Then, we were sent to see Professor Snickelsnort at the pioneer-children's schoolhouse. Here, the children learned how different school was long ago, (not when I was a kid, as Spunk asked). For example, in the early settlements, the only book they had to teach from was The Holy Bible, and The Lord's Prayer was recited daily by the children. They practiced the alphabet and spelling skills by using lacing boards. Boys and girls sat on separate sides of the schoolhouse (this was the most astonishing part to my kids), and teachers were usually retired military men. Field Trip participants each got to write with quills, then go out for some real hard work. They planted beans, pumped water, washed Granny's dress, and ground corn into flour.
This was my favorite station of the day!
Next, we went to the Spanish Settlement area of the park. Besides the brief history lesson, the kids spent some time inside of a Spanish house, think box. Basically, its four walls, with a cooking are in the center, and one door. Everyone lived, cooked, ate, slept, and used the potty in the one space! We learned some of the games that the kids played, like pick up sticks and ring toss. We also practiced grinding corn, weaving, drilling, and candle-dipping.
Last stop, learning about Florida's Native Timuquan Tribe. This was by far, my boys' favorite area of the day! They got tattooed and war-painted, then got their hands on some replicated Timuquan tools, including spears, clubs, and arrow-heads. Then they ran around the re-created outdoor space to play a game, work on hollowing out a log for a canoe, target practice, gardening, and again, grinding the corn.

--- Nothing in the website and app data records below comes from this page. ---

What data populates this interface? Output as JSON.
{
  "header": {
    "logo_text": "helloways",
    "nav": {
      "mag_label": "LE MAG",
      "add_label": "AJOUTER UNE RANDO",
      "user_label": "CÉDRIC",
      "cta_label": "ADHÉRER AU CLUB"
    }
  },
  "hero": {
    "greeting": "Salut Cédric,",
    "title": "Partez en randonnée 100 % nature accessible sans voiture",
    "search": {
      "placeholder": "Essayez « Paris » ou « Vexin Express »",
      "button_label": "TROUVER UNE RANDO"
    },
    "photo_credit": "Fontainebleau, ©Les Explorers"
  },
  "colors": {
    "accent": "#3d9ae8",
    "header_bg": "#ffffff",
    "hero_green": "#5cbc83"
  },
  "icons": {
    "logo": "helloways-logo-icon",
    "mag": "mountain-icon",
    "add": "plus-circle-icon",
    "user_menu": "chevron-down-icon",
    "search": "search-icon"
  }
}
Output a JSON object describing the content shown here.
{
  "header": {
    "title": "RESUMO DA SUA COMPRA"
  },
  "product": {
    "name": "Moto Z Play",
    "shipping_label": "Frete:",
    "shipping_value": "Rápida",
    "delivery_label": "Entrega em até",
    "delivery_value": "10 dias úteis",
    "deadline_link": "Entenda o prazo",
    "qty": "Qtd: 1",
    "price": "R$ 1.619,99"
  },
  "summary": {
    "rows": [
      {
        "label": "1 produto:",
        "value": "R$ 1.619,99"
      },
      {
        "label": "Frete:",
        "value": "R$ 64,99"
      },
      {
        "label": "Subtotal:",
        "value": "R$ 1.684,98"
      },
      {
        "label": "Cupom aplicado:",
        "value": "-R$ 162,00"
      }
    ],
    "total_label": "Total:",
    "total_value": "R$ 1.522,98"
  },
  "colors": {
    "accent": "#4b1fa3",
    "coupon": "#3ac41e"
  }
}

If you're ever in the St. Augustine area, I highly recommend touring the Fort Menendez Florida Historical Museum. If you're local, think about the annual Home Schooler's Day! We had a blast!!